- [WHAT IS REQUIRED] The reply should consist of every entry, repeated exactly.

- [TASK DATA]
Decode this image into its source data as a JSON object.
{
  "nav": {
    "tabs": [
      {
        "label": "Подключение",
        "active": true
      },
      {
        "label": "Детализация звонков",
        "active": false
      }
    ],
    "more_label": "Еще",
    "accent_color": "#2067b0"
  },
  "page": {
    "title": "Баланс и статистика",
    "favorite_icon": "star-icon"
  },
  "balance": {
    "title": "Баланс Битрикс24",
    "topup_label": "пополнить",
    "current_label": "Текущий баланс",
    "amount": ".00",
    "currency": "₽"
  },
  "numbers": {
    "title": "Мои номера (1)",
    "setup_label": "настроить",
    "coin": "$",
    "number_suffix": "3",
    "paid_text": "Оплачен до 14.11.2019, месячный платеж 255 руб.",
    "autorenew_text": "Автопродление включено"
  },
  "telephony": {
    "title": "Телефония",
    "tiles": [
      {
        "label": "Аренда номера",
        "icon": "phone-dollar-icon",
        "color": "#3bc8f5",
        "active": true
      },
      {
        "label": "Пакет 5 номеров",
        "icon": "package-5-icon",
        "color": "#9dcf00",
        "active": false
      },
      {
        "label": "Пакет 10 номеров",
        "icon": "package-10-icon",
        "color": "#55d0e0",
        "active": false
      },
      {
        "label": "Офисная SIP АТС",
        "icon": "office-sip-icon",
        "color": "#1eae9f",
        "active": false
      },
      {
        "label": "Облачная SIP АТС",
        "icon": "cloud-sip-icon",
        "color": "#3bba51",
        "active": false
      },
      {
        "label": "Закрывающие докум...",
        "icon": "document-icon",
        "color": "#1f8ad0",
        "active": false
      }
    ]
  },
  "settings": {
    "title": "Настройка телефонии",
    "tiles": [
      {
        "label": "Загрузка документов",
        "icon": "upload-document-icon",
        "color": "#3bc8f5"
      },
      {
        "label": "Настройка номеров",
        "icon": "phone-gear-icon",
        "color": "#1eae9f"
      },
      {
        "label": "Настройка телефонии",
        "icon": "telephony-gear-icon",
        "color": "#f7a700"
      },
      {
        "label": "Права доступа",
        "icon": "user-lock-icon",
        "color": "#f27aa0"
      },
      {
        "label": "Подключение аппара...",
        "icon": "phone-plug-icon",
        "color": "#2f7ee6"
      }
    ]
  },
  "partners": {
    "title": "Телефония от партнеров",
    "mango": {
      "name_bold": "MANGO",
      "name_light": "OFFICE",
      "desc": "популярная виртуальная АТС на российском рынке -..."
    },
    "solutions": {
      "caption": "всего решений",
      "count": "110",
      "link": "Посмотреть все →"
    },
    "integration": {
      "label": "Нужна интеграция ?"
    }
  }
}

- [RESULT]
Decode this image into its source data as a JSON object.
{
  "nav": {
    "tabs": [
      {
        "label": "Подключение",
        "active": true
      },
      {
        "label": "Детализация звонков",
        "active": false
      }
    ],
    "more_label": "Еще",
    "accent_color": "#2067b0"
  },
  "page": {
    "title": "Баланс и статистика",
    "favorite_icon": "star-icon"
  },
  "balance": {
    "title": "Баланс Битрикс24",
    "topup_label": "пополнить",
    "current_label": "Текущий баланс",
    "amount": ".00",
    "currency": "₽"
  },
  "numbers": {
    "title": "Мои номера (1)",
    "setup_label": "настроить",
    "coin": "$",
    "number_suffix": "3",
    "paid_text": "Оплачен до 14.11.2019, месячный платеж 255 руб.",
    "autorenew_text": "Автопродление включено"
  },
  "telephony": {
    "title": "Телефония",
    "tiles": [
      {
        "label": "Аренда номера",
        "icon": "phone-dollar-icon",
        "color": "#3bc8f5",
        "active": true
      },
      {
        "label": "Пакет 5 номеров",
        "icon": "package-5-icon",
        "color": "#9dcf00",
        "active": false
      },
      {
        "label": "Пакет 10 номеров",
        "icon": "package-10-icon",
        "color": "#55d0e0",
        "active": false
      },
      {
        "label": "Офисная SIP АТС",
        "icon": "office-sip-icon",
        "color": "#1eae9f",
        "active": false
      },
      {
        "label": "Облачная SIP АТС",
        "icon": "cloud-sip-icon",
        "color": "#3bba51",
        "active": false
      },
      {
        "label": "Закрывающие докум...",
        "icon": "document-icon",
        "color": "#1f8ad0",
        "active": false
      }
    ]
  },
  "settings": {
    "title": "Настройка телефонии",
    "tiles": [
      {
        "label": "Загрузка документов",
        "icon": "upload-document-icon",
        "color": "#3bc8f5"
      },
      {
        "label": "Настройка номеров",
        "icon": "phone-gear-icon",
        "color": "#1eae9f"
      },
      {
        "label": "Настройка телефонии",
        "icon": "telephony-gear-icon",
        "color": "#f7a700"
      },
      {
        "label": "Права доступа",
        "icon": "user-lock-icon",
        "color": "#f27aa0"
      },
      {
        "label": "Подключение аппара...",
        "icon": "phone-plug-icon",
        "color": "#2f7ee6"
      }
    ]
  },
  "partners": {
    "title": "Телефония от партнеров",
    "mango": {
      "name_bold": "MANGO",
      "name_light": "OFFICE",
      "desc": "популярная виртуальная АТС на российском рынке -..."
    },
    "solutions": {
      "caption": "всего решений",
      "count": "110",
      "link": "Посмотреть все →"
    },
    "integration": {
      "label": "Нужна интеграция ?"
    }
  }
}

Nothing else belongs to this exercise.